Tuesday, May 21, 2013

Take a Break by Andy Scheer

Sometimes the best technique when you’re stuck in a writing project is to step away from the keyboard.

I spent much of last month performing a heavy edit on a large nonfiction project destined for self-publishing. The content was deep and theological — often supporting positions I didn’t. Worse, the writer was not a polished communicator.

Most days I found I could track the writing for only a half-hour before I stopped being able to disentangle his prose.

So I applied the strategy I’ve learned with jigsaw puzzles. When I can no longer make sense of a particular part, I get up, stretch, and switch to another side of the table.

Not all of that works with a writing project. If you’re stuck in chapter 7, it’s hard to skip to 17. But it sure helps to get up, stretch, and allow your mind to attend briefly to something else.

One of my techniques involves music. Not only do I play instrumentals to help me concentrate, I play it in a format that forces me to get up often.

While the LP in LP records stands for long-playing, they usually provide no more than 25 minutes on a side. Perfect timing for getting up, walking to the record player, and flipping to side two or putting the album away and deciding which to listen to next.

A minute or two later I’m back at the keyboard — and the solution to the next sentence seems obvious.

Don’t have a turntable? Then keep a cup of your favorite hot beverage next to your screen and force fluids. You’ll have to get up often, and the ideas will also flow.


Timothy Fish said...

I think I would have a very hard time editing someone's work if I disagreed with their theological position.

Rick Barry said...

I can relate. Weighty subject matter combined with convoluted writing demand more frequent brain breaks for the editor. I used to edit articles for a theologian who often mixed his metaphors. (Ex.: "Have our hearts grown so cold that our thoughts don't skip a beat when placed eye to eye with God's Word?") I groaned frequently (and took frequent breaks) as I untangled these knotty sentences.

Andy Scheer said...

It comes with the territory in editing professionally.

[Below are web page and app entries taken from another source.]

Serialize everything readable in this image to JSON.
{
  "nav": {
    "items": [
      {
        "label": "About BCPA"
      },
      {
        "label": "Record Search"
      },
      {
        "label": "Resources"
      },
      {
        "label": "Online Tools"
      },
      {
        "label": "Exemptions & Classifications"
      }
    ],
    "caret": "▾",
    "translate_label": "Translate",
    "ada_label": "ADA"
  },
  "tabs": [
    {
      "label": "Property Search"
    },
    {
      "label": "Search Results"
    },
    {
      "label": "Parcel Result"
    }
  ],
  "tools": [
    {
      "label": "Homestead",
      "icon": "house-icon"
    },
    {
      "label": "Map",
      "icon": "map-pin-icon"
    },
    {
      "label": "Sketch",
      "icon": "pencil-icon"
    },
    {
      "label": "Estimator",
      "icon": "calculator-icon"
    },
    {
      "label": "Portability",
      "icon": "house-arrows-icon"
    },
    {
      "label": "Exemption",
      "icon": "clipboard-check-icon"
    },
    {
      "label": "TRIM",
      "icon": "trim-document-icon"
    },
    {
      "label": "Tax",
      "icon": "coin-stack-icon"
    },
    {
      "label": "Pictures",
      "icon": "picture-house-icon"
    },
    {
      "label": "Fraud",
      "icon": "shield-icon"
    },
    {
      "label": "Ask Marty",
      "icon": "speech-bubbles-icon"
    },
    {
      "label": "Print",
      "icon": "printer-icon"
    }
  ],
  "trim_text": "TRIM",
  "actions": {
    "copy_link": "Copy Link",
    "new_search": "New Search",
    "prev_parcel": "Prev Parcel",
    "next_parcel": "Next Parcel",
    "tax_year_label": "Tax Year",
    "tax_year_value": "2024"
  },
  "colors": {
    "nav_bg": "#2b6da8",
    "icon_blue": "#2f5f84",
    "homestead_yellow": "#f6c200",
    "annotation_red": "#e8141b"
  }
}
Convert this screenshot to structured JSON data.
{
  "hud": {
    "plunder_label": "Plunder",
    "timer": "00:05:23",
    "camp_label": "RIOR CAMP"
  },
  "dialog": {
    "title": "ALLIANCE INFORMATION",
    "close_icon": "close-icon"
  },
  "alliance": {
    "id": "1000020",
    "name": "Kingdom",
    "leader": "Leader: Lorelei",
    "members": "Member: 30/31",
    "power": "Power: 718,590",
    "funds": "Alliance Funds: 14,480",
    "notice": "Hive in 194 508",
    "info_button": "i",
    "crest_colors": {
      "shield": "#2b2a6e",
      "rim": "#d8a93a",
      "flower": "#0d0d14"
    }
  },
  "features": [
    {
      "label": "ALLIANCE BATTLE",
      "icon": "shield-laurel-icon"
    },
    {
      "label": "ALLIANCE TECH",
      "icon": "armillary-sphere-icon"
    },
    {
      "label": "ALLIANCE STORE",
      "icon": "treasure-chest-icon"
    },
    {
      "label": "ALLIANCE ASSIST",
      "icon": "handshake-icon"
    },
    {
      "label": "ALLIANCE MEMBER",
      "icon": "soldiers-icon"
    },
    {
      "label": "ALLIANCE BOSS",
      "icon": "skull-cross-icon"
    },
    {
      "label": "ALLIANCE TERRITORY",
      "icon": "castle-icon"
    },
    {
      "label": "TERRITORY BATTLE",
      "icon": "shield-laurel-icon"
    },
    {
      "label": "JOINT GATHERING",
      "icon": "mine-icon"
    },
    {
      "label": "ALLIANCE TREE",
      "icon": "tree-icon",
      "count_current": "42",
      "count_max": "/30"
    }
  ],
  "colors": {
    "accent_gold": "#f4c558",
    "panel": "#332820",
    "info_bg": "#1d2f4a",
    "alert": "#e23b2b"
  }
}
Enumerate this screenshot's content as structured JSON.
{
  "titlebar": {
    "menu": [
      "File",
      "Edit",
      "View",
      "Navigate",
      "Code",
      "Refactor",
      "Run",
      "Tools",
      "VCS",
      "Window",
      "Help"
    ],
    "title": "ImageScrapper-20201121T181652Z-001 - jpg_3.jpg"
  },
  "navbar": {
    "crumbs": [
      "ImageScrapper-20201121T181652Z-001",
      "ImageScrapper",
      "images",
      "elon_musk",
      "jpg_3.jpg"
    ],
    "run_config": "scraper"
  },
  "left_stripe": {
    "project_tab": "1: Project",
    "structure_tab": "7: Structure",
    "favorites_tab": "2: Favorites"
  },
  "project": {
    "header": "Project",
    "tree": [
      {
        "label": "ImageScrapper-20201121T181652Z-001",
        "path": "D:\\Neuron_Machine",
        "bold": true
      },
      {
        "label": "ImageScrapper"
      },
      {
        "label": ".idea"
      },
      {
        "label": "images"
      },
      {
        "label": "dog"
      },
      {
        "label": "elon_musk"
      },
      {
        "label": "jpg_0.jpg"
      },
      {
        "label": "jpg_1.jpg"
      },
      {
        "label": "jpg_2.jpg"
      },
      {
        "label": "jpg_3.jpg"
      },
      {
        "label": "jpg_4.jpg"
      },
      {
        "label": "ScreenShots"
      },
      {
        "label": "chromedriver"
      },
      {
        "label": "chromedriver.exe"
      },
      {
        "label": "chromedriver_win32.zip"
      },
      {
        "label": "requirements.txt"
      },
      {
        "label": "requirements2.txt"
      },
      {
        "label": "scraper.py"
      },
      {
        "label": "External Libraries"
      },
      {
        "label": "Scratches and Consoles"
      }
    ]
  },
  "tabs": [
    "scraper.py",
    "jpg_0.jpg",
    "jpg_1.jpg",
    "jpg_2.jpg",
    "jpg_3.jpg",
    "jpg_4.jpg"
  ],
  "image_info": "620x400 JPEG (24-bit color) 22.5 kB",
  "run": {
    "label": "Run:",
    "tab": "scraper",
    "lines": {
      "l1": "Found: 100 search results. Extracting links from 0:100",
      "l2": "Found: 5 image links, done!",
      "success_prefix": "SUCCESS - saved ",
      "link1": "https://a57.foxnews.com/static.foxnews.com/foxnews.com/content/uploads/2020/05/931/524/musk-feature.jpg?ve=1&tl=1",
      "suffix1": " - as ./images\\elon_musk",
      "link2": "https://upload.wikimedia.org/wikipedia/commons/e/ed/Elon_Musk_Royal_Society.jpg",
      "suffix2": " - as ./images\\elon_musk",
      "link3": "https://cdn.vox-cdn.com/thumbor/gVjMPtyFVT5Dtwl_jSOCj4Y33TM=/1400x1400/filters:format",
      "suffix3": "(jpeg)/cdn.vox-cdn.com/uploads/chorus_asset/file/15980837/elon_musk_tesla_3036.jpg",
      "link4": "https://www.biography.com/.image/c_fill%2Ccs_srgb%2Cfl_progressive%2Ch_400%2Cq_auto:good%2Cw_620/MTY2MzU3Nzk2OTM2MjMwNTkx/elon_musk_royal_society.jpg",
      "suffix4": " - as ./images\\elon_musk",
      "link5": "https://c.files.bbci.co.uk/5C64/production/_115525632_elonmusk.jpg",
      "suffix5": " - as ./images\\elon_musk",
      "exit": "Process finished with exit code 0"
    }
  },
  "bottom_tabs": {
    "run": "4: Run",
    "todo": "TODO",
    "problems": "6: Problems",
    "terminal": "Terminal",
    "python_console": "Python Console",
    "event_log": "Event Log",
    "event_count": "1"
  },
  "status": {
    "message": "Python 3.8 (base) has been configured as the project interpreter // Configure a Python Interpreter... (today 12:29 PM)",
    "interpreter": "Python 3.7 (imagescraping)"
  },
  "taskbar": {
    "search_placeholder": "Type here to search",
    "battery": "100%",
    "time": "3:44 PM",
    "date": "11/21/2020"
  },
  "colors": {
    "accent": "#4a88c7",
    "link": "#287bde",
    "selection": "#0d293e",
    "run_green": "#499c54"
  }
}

It's best viewed as an opportunity to see how that position supports its views.

Andy Scheer said...

I want to take a break after reading just that one sentence.

Anonymous said...

I can relate. My shoulders tend to tell me it is time to move away from the editing.